Exercise details -
Could you write out the data that follows, exactly and in full?

Data excerpts -
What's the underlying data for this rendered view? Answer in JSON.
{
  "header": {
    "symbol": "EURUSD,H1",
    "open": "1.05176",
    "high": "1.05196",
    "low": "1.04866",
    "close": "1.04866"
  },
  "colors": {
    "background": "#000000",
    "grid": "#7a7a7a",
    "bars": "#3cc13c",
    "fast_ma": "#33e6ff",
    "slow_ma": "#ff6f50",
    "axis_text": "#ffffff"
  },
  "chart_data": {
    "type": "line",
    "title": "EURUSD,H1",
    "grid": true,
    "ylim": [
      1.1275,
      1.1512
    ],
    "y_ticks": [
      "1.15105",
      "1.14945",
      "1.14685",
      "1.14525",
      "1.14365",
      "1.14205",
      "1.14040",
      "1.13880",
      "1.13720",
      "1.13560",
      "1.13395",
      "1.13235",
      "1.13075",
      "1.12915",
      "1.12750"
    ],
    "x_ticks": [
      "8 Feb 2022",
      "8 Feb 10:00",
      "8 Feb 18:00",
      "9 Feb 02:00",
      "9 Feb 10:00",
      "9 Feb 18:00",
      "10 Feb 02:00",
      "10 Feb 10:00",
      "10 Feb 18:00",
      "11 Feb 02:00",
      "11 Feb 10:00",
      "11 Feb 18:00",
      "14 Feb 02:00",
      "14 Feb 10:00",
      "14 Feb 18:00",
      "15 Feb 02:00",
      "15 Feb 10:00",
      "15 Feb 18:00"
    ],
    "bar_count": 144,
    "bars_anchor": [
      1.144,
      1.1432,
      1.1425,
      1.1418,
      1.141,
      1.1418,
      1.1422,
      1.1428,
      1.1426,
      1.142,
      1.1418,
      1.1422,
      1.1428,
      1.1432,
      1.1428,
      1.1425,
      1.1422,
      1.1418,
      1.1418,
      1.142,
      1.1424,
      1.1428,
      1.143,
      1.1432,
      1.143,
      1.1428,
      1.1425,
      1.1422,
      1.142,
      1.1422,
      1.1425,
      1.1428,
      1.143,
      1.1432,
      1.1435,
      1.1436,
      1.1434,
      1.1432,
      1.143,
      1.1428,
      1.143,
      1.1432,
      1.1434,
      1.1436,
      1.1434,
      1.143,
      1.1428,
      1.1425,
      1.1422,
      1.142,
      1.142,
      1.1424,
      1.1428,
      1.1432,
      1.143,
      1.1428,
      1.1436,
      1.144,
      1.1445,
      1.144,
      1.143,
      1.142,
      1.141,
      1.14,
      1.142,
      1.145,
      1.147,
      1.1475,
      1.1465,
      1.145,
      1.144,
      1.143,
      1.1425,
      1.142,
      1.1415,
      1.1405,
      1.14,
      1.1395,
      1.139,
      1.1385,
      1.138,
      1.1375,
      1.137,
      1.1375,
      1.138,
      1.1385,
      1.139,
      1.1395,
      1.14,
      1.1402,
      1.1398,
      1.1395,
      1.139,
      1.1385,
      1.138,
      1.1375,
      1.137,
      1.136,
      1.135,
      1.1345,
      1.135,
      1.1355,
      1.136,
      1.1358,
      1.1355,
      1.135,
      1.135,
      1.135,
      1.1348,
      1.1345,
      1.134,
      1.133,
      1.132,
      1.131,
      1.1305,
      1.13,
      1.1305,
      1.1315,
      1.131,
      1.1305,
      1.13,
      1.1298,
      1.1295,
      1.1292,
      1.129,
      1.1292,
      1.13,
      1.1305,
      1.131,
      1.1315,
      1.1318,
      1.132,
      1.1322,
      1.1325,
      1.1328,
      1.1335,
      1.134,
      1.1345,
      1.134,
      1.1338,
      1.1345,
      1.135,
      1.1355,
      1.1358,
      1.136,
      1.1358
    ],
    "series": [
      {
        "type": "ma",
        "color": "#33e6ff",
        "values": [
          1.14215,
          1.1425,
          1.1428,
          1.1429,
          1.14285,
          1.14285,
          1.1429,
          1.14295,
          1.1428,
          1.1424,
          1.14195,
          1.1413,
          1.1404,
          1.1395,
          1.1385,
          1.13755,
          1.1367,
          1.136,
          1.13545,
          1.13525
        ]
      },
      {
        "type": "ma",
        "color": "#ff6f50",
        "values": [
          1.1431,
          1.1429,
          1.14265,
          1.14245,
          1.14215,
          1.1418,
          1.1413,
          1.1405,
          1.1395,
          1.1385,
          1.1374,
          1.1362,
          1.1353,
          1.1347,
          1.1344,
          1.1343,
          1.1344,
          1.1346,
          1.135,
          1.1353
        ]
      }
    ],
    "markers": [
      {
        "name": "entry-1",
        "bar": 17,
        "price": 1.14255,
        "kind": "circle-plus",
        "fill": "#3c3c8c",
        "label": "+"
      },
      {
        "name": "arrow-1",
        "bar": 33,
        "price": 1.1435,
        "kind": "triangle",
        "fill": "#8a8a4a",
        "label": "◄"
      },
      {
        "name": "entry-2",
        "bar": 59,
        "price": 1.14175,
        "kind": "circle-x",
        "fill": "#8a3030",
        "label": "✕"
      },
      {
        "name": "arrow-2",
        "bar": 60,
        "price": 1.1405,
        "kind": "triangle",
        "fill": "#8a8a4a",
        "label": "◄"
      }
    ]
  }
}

Output below -
What's the underlying data for this rendered view? Answer in JSON.
{
  "header": {
    "symbol": "EURUSD,H1",
    "open": "1.05176",
    "high": "1.05196",
    "low": "1.04866",
    "close": "1.04866"
  },
  "colors": {
    "background": "#000000",
    "grid": "#7a7a7a",
    "bars": "#3cc13c",
    "fast_ma": "#33e6ff",
    "slow_ma": "#ff6f50",
    "axis_text": "#ffffff"
  },
  "chart_data": {
    "type": "line",
    "title": "EURUSD,H1",
    "grid": true,
    "ylim": [
      1.1275,
      1.1512
    ],
    "y_ticks": [
      "1.15105",
      "1.14945",
      "1.14685",
      "1.14525",
      "1.14365",
      "1.14205",
      "1.14040",
      "1.13880",
      "1.13720",
      "1.13560",
      "1.13395",
      "1.13235",
      "1.13075",
      "1.12915",
      "1.12750"
    ],
    "x_ticks": [
      "8 Feb 2022",
      "8 Feb 10:00",
      "8 Feb 18:00",
      "9 Feb 02:00",
      "9 Feb 10:00",
      "9 Feb 18:00",
      "10 Feb 02:00",
      "10 Feb 10:00",
      "10 Feb 18:00",
      "11 Feb 02:00",
      "11 Feb 10:00",
      "11 Feb 18:00",
      "14 Feb 02:00",
      "14 Feb 10:00",
      "14 Feb 18:00",
      "15 Feb 02:00",
      "15 Feb 10:00",
      "15 Feb 18:00"
    ],
    "bar_count": 144,
    "bars_anchor": [
      1.144,
      1.1432,
      1.1425,
      1.1418,
      1.141,
      1.1418,
      1.1422,
      1.1428,
      1.1426,
      1.142,
      1.1418,
      1.1422,
      1.1428,
      1.1432,
      1.1428,
      1.1425,
      1.1422,
      1.1418,
      1.1418,
      1.142,
      1.1424,
      1.1428,
      1.143,
      1.1432,
      1.143,
      1.1428,
      1.1425,
      1.1422,
      1.142,
      1.1422,
      1.1425,
      1.1428,
      1.143,
      1.1432,
      1.1435,
      1.1436,
      1.1434,
      1.1432,
      1.143,
      1.1428,
      1.143,
      1.1432,
      1.1434,
      1.1436,
      1.1434,
      1.143,
      1.1428,
      1.1425,
      1.1422,
      1.142,
      1.142,
      1.1424,
      1.1428,
      1.1432,
      1.143,
      1.1428,
      1.1436,
      1.144,
      1.1445,
      1.144,
      1.143,
      1.142,
      1.141,
      1.14,
      1.142,
      1.145,
      1.147,
      1.1475,
      1.1465,
      1.145,
      1.144,
      1.143,
      1.1425,
      1.142,
      1.1415,
      1.1405,
      1.14,
      1.1395,
      1.139,
      1.1385,
      1.138,
      1.1375,
      1.137,
      1.1375,
      1.138,
      1.1385,
      1.139,
      1.1395,
      1.14,
      1.1402,
      1.1398,
      1.1395,
      1.139,
      1.1385,
      1.138,
      1.1375,
      1.137,
      1.136,
      1.135,
      1.1345,
      1.135,
      1.1355,
      1.136,
      1.1358,
      1.1355,
      1.135,
      1.135,
      1.135,
      1.1348,
      1.1345,
      1.134,
      1.133,
      1.132,
      1.131,
      1.1305,
      1.13,
      1.1305,
      1.1315,
      1.131,
      1.1305,
      1.13,
      1.1298,
      1.1295,
      1.1292,
      1.129,
      1.1292,
      1.13,
      1.1305,
      1.131,
      1.1315,
      1.1318,
      1.132,
      1.1322,
      1.1325,
      1.1328,
      1.1335,
      1.134,
      1.1345,
      1.134,
      1.1338,
      1.1345,
      1.135,
      1.1355,
      1.1358,
      1.136,
      1.1358
    ],
    "series": [
      {
        "type": "ma",
        "color": "#33e6ff",
        "values": [
          1.14215,
          1.1425,
          1.1428,
          1.1429,
          1.14285,
          1.14285,
          1.1429,
          1.14295,
          1.1428,
          1.1424,
          1.14195,
          1.1413,
          1.1404,
          1.1395,
          1.1385,
          1.13755,
          1.1367,
          1.136,
          1.13545,
          1.13525
        ]
      },
      {
        "type": "ma",
        "color": "#ff6f50",
        "values": [
          1.1431,
          1.1429,
          1.14265,
          1.14245,
          1.14215,
          1.1418,
          1.1413,
          1.1405,
          1.1395,
          1.1385,
          1.1374,
          1.1362,
          1.1353,
          1.1347,
          1.1344,
          1.1343,
          1.1344,
          1.1346,
          1.135,
          1.1353
        ]
      }
    ],
    "markers": [
      {
        "name": "entry-1",
        "bar": 17,
        "price": 1.14255,
        "kind": "circle-plus",
        "fill": "#3c3c8c",
        "label": "+"
      },
      {
        "name": "arrow-1",
        "bar": 33,
        "price": 1.1435,
        "kind": "triangle",
        "fill": "#8a8a4a",
        "label": "◄"
      },
      {
        "name": "entry-2",
        "bar": 59,
        "price": 1.14175,
        "kind": "circle-x",
        "fill": "#8a3030",
        "label": "✕"
      },
      {
        "name": "arrow-2",
        "bar": 60,
        "price": 1.1405,
        "kind": "triangle",
        "fill": "#8a8a4a",
        "label": "◄"
      }
    ]
  }
}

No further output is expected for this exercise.